[[ GIVEN DATA, beginning ]]

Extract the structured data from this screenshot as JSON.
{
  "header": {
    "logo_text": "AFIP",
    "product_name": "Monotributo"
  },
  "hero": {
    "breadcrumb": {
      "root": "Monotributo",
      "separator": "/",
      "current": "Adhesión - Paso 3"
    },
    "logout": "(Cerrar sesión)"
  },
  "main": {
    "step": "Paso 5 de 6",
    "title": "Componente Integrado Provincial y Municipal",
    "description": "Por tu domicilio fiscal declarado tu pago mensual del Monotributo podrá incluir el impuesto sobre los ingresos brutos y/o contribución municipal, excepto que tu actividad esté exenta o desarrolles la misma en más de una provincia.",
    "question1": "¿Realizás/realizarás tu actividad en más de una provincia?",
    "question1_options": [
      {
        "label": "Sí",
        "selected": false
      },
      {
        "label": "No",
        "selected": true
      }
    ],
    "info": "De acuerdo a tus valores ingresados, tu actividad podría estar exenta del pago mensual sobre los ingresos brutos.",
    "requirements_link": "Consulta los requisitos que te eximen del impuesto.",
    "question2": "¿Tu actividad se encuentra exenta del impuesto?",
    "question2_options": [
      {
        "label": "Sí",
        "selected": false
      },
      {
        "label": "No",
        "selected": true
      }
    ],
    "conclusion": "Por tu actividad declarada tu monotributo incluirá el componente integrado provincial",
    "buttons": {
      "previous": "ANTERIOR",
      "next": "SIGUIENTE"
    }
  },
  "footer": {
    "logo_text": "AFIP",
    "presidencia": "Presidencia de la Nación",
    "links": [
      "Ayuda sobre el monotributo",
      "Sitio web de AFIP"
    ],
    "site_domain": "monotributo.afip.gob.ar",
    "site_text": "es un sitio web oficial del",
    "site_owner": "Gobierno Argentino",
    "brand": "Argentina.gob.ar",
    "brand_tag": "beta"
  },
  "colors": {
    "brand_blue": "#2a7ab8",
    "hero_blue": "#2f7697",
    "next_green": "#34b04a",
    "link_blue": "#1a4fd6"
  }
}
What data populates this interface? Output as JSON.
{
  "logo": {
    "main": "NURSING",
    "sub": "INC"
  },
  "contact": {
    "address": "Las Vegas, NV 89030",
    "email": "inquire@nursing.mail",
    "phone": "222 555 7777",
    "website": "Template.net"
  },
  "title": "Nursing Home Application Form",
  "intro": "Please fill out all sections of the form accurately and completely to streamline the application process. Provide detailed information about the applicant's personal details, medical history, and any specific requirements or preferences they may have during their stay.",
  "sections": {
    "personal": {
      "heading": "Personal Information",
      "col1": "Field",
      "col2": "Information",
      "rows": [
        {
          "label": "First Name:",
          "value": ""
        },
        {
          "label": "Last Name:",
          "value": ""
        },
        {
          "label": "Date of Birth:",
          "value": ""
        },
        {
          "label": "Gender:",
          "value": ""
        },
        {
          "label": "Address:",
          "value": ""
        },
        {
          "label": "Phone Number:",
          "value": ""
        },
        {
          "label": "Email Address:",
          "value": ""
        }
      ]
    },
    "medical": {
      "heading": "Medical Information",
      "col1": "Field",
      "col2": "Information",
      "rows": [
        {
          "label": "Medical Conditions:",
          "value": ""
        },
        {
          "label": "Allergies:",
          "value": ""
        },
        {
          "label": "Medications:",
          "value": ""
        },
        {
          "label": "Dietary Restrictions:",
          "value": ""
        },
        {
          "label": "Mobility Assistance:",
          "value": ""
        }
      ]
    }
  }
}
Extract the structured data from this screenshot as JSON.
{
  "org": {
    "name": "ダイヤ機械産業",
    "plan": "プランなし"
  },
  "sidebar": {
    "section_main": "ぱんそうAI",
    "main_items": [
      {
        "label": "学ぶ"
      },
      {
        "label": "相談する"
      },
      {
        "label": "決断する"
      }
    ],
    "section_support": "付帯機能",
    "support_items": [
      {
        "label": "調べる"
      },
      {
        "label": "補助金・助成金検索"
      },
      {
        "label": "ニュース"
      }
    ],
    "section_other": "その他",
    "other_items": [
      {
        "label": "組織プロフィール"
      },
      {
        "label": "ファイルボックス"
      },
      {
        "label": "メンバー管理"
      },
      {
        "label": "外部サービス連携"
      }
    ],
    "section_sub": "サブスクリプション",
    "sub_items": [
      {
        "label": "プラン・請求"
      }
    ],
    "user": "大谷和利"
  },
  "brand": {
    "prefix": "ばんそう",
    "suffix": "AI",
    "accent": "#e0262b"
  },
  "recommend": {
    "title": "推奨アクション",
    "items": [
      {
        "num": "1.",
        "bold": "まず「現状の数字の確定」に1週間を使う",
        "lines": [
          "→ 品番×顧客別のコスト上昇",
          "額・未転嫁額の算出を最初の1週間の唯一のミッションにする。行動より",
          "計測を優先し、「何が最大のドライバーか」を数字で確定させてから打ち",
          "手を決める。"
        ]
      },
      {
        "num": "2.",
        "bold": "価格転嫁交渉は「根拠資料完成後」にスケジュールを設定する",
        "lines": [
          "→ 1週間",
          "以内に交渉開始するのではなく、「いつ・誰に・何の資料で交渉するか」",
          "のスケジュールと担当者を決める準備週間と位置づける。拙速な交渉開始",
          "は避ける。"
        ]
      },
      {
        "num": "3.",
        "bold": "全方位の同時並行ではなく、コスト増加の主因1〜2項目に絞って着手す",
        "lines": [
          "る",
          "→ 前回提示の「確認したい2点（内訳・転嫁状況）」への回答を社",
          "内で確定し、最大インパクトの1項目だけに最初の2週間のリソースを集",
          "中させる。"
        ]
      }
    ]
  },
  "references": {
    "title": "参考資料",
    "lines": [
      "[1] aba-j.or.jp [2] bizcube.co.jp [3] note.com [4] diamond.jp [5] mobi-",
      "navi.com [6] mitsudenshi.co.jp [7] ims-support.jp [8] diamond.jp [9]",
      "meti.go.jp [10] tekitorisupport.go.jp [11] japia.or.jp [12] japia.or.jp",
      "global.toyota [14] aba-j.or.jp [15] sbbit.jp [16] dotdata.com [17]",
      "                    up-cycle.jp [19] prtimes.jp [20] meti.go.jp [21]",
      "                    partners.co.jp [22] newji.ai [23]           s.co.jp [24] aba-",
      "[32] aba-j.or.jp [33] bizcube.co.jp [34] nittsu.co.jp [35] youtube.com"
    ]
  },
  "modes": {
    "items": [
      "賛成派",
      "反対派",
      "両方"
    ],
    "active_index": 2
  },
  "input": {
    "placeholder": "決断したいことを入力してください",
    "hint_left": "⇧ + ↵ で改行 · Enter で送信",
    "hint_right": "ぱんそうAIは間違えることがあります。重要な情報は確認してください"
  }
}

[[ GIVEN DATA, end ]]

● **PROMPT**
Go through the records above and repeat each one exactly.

● **EXERCISE OUTPUT**
Extract the structured data from this screenshot as JSON.
{
  "header": {
    "logo_text": "AFIP",
    "product_name": "Monotributo"
  },
  "hero": {
    "breadcrumb": {
      "root": "Monotributo",
      "separator": "/",
      "current": "Adhesión - Paso 3"
    },
    "logout": "(Cerrar sesión)"
  },
  "main": {
    "step": "Paso 5 de 6",
    "title": "Componente Integrado Provincial y Municipal",
    "description": "Por tu domicilio fiscal declarado tu pago mensual del Monotributo podrá incluir el impuesto sobre los ingresos brutos y/o contribución municipal, excepto que tu actividad esté exenta o desarrolles la misma en más de una provincia.",
    "question1": "¿Realizás/realizarás tu actividad en más de una provincia?",
    "question1_options": [
      {
        "label": "Sí",
        "selected": false
      },
      {
        "label": "No",
        "selected": true
      }
    ],
    "info": "De acuerdo a tus valores ingresados, tu actividad podría estar exenta del pago mensual sobre los ingresos brutos.",
    "requirements_link": "Consulta los requisitos que te eximen del impuesto.",
    "question2": "¿Tu actividad se encuentra exenta del impuesto?",
    "question2_options": [
      {
        "label": "Sí",
        "selected": false
      },
      {
        "label": "No",
        "selected": true
      }
    ],
    "conclusion": "Por tu actividad declarada tu monotributo incluirá el componente integrado provincial",
    "buttons": {
      "previous": "ANTERIOR",
      "next": "SIGUIENTE"
    }
  },
  "footer": {
    "logo_text": "AFIP",
    "presidencia": "Presidencia de la Nación",
    "links": [
      "Ayuda sobre el monotributo",
      "Sitio web de AFIP"
    ],
    "site_domain": "monotributo.afip.gob.ar",
    "site_text": "es un sitio web oficial del",
    "site_owner": "Gobierno Argentino",
    "brand": "Argentina.gob.ar",
    "brand_tag": "beta"
  },
  "colors": {
    "brand_blue": "#2a7ab8",
    "hero_blue": "#2f7697",
    "next_green": "#34b04a",
    "link_blue": "#1a4fd6"
  }
}
What data populates this interface? Output as JSON.
{
  "logo": {
    "main": "NURSING",
    "sub": "INC"
  },
  "contact": {
    "address": "Las Vegas, NV 89030",
    "email": "inquire@nursing.mail",
    "phone": "222 555 7777",
    "website": "Template.net"
  },
  "title": "Nursing Home Application Form",
  "intro": "Please fill out all sections of the form accurately and completely to streamline the application process. Provide detailed information about the applicant's personal details, medical history, and any specific requirements or preferences they may have during their stay.",
  "sections": {
    "personal": {
      "heading": "Personal Information",
      "col1": "Field",
      "col2": "Information",
      "rows": [
        {
          "label": "First Name:",
          "value": ""
        },
        {
          "label": "Last Name:",
          "value": ""
        },
        {
          "label": "Date of Birth:",
          "value": ""
        },
        {
          "label": "Gender:",
          "value": ""
        },
        {
          "label": "Address:",
          "value": ""
        },
        {
          "label": "Phone Number:",
          "value": ""
        },
        {
          "label": "Email Address:",
          "value": ""
        }
      ]
    },
    "medical": {
      "heading": "Medical Information",
      "col1": "Field",
      "col2": "Information",
      "rows": [
        {
          "label": "Medical Conditions:",
          "value": ""
        },
        {
          "label": "Allergies:",
          "value": ""
        },
        {
          "label": "Medications:",
          "value": ""
        },
        {
          "label": "Dietary Restrictions:",
          "value": ""
        },
        {
          "label": "Mobility Assistance:",
          "value": ""
        }
      ]
    }
  }
}
Extract the structured data from this screenshot as JSON.
{
  "org": {
    "name": "ダイヤ機械産業",
    "plan": "プランなし"
  },
  "sidebar": {
    "section_main": "ぱんそうAI",
    "main_items": [
      {
        "label": "学ぶ"
      },
      {
        "label": "相談する"
      },
      {
        "label": "決断する"
      }
    ],
    "section_support": "付帯機能",
    "support_items": [
      {
        "label": "調べる"
      },
      {
        "label": "補助金・助成金検索"
      },
      {
        "label": "ニュース"
      }
    ],
    "section_other": "その他",
    "other_items": [
      {
        "label": "組織プロフィール"
      },
      {
        "label": "ファイルボックス"
      },
      {
        "label": "メンバー管理"
      },
      {
        "label": "外部サービス連携"
      }
    ],
    "section_sub": "サブスクリプション",
    "sub_items": [
      {
        "label": "プラン・請求"
      }
    ],
    "user": "大谷和利"
  },
  "brand": {
    "prefix": "ばんそう",
    "suffix": "AI",
    "accent": "#e0262b"
  },
  "recommend": {
    "title": "推奨アクション",
    "items": [
      {
        "num": "1.",
        "bold": "まず「現状の数字の確定」に1週間を使う",
        "lines": [
          "→ 品番×顧客別のコスト上昇",
          "額・未転嫁額の算出を最初の1週間の唯一のミッションにする。行動より",
          "計測を優先し、「何が最大のドライバーか」を数字で確定させてから打ち",
          "手を決める。"
        ]
      },
      {
        "num": "2.",
        "bold": "価格転嫁交渉は「根拠資料完成後」にスケジュールを設定する",
        "lines": [
          "→ 1週間",
          "以内に交渉開始するのではなく、「いつ・誰に・何の資料で交渉するか」",
          "のスケジュールと担当者を決める準備週間と位置づける。拙速な交渉開始",
          "は避ける。"
        ]
      },
      {
        "num": "3.",
        "bold": "全方位の同時並行ではなく、コスト増加の主因1〜2項目に絞って着手す",
        "lines": [
          "る",
          "→ 前回提示の「確認したい2点（内訳・転嫁状況）」への回答を社",
          "内で確定し、最大インパクトの1項目だけに最初の2週間のリソースを集",
          "中させる。"
        ]
      }
    ]
  },
  "references": {
    "title": "参考資料",
    "lines": [
      "[1] aba-j.or.jp [2] bizcube.co.jp [3] note.com [4] diamond.jp [5] mobi-",
      "navi.com [6] mitsudenshi.co.jp [7] ims-support.jp [8] diamond.jp [9]",
      "meti.go.jp [10] tekitorisupport.go.jp [11] japia.or.jp [12] japia.or.jp",
      "global.toyota [14] aba-j.or.jp [15] sbbit.jp [16] dotdata.com [17]",
      "                    up-cycle.jp [19] prtimes.jp [20] meti.go.jp [21]",
      "                    partners.co.jp [22] newji.ai [23]           s.co.jp [24] aba-",
      "[32] aba-j.or.jp [33] bizcube.co.jp [34] nittsu.co.jp [35] youtube.com"
    ]
  },
  "modes": {
    "items": [
      "賛成派",
      "反対派",
      "両方"
    ],
    "active_index": 2
  },
  "input": {
    "placeholder": "決断したいことを入力してください",
    "hint_left": "⇧ + ↵ で改行 · Enter で送信",
    "hint_right": "ぱんそうAIは間違えることがあります。重要な情報は確認してください"
  }
}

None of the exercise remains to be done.